The explosive increase in the use of telehealth resulting from the COVID-19 pandemic has been a paradigm shift in changing how we think about the future of health care. During the first quarter of 2020, at the onset of the pandemic, the number of telehealth visits increased by 50% compared with the same period in 2019. This steep rise in the availability of virtual visits has likely helped prevent the spread of disease by keeping people out of crowded hospitals, and also enabled patients to connect with their doctors when most offices were closed.
Yet there is another benefit that is often overlooked. For the first time, clinicians have been able to get a “behind the scenes look” into their patient’s environment during telehealth visits. This can help them identify contextual clues, like background noises or living conditions, that could indicate particular impacts on a patient’s health and help determine a diagnosis or course of care. This has led to a new phenomenon in health care that organizations are just beginning to explore: contextual care.
According to the CDC, there are five primary categories that influence a person’s health: genetics, behavior, environmental and physical influences, medical care, and social factors. While in-office visits can offer providers insight into factors like behavior and genetics, it can be much harder to assess patients’ environmental and physical influences. Visibility into a patient’s living space can help providers identify social determinants of health (SDoH) that are impacting their wellbeing.
Moreover, because there are many environmental factors that patients may not even realize affect their health, they may neglect to mention certain relevant aspects of their lifestyle to their providers. Contextual care can help combat this problem by giving health care practitioners an insider’s view into patients’ living environments. Not only can they pick up on clues or signals based on what is going on in the background of a virtual care visit, but they can ask patients questions based on what they are observing and even ask patients to show them their medicine bottles or the inside of their refrigerator using their device’s camera.
Improving Care Based on Visual and Auditory Clues
Poor living conditions can be associated with a wide range of health conditions, such as respiratory infections, asthma, lead poisoning, injuries, and mental health concerns. All of these issues can have a significant impact on a patient’s comorbidities, and many of them may be overlooked in a typical appointment. Subtle visual or auditory signals that providers see or hear during a virtual visit can be useful for providing additional context about their lifestyle. For example, what are the patient’s living conditions like? Do they have many young children who can be overheard in the background? Does it appear as though they live in a rural area without convenient access to certain resources? Similarly, contextual care can offer clues about a patient’s general safety — if they are living in dangerous or hostile conditions, providers may be able to pick up on cues during a virtual visit and intervene as appropriate.
Sharing the Home Environment Via Video

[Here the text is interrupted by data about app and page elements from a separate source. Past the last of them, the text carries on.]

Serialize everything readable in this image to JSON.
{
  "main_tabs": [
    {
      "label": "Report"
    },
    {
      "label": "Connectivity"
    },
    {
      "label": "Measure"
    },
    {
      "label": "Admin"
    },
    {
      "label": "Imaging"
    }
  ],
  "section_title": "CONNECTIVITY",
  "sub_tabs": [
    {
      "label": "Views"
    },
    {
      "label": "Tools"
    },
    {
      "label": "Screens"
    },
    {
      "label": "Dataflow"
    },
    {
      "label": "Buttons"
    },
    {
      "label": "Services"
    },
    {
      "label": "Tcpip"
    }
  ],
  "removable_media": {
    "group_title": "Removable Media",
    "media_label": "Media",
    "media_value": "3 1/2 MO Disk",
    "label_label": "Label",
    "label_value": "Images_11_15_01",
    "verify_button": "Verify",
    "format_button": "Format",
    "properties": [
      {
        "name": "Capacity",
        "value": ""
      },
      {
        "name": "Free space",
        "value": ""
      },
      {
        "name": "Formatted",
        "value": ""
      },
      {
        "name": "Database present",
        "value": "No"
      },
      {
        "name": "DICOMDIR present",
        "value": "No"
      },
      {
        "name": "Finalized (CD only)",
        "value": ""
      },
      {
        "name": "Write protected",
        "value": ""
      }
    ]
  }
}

One struggle patients may encounter during in-person appointments is forgetting exactly which medications they are taking. Especially for people who have complex treatment regimens, it can be difficult to keep track of them all and report them accurately during medical visits. During virtual health care encounters, if a provider asks which prescriptions a patient takes, it could be as easy as running to the medicine cabinet to double-check the name and dosage. This enables patients to share more accurate, detailed descriptions and can result in more informed decision-making on the part of the provider. This is also applicable for patients on special diets. By scheduling at-home virtual care appointments, patients can easily provide a look into their kitchen cabinets or refrigerators to share what they’re purchasing and seek input from providers on how to better tailor their diets to their therapeutic needs.
The Broader Benefits of Virtual Care
In addition to providing insight about a patient’s access to healthy food, virtual care can provide new tools to help people better address other SDoH barriers such as a lack of accessible transportation. Every year, an estimated 3.6 million people in the United States do not receive medical care due to transportation barriers. Virtual services, such as nurse triage, can help a person determine whether they need in-person care or whether they can receive care via telemedicine, reducing the need for transportation. And, when patients do need to see a provider in-person, digital health tools can help create faster linkages to transportation like ridesharing services, or social services that provide transportation. When combined with the contextual care factors that providers have access to during virtual visits, patients have access to more well-rounded, personalized care that better serves their needs.
Contextual care and the benefits it offers can contribute significantly and positively to a patient’s health. From living conditions to diet and medications, patients deserve to have a deeper understanding of how their circumstances are impacting their wellbeing, and contextual care enables them to share more thorough and accurate information to those that can provide medical care and advice. With only 10 to 20 percent of a person’s health outcomes being attributed to medical care, and the remaining to societal, behavioral, and genetic factors, it is key that organizations begin to look at a person’s health from a holistic point of view, rather than a condition or disease-focused one.
As society looks for ways to improve the quality of and access to health care, especially for underserved populations, the ability for virtual care to offer important contextual clues that could improve a provider’s diagnosis and enhance the patient’s health should not be overlooked — yet another reason why virtual care must remain accessible in a post-pandemic world.